A senior EU official has warned that additional debt relief for Greece will require a new agreement with the creditors.
In an interview published by Kathimerini on Sunday, Thomas Wieser , outgoing president of the Eurogroup Working Group (EWG) said that although the discussion on the relationship between Greece and the creditors after the end of the program in August 2018 is ongoing, much will depend on a possible debt relief agreement.
“If there is a further debt relief after the end of the program, then it is sensible to reach a further agreement,” he is quoted as saying.
Wieser is also reluctant to endorse the Greek government’s pledge of a clean exit to the markets as of August 2018.
He notes that other countries that have signed bailout agreements have a different relationship with the partners.
According to EU rules already applicable to Ireland, Spain, Portugal and Cyprus and soon to be applied in Greece, enhanced supervision by the Eurozone authorities is required until 75% of the loans are repaid.
Analysts point out that, according to current projections, in the case of Greece an enhanced supervision will be in place until 2060.
In the same interview, Wieser says that the economic recovery of Greece was hindered by lack of foreign investment.
“I think it’s only very recently that international and national investors trust that Greece is finally approaching the time where it can stand on its own feet again financially and that it is not a huge risk to invest in its economy,” he was quoted as saying.

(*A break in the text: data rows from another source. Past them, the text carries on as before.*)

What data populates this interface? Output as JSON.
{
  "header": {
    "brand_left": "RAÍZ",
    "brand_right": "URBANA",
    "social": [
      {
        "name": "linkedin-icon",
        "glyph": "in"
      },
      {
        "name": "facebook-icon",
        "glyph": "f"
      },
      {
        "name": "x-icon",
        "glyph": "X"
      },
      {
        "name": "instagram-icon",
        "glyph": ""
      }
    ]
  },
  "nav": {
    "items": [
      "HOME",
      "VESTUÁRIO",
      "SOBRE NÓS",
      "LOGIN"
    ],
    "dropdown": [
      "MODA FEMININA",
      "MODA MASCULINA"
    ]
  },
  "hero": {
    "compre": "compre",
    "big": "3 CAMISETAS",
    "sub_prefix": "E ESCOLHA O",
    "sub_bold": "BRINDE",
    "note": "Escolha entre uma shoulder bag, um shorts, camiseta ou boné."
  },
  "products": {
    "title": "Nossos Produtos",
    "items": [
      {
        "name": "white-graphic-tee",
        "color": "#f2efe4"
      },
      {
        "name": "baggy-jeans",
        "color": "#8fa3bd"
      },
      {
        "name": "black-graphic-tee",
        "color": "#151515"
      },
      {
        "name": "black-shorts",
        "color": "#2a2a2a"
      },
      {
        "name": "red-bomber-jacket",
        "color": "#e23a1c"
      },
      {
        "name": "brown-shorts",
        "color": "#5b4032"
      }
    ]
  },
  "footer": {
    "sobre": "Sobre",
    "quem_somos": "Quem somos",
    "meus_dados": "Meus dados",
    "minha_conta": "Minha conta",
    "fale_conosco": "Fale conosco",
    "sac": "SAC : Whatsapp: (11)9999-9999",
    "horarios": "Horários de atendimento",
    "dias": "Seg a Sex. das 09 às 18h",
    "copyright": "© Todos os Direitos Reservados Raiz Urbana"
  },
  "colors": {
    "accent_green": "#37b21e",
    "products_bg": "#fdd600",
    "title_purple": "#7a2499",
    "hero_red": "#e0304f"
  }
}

He claimed that a major barrier for foreign investment was the justice system which is extremely slow.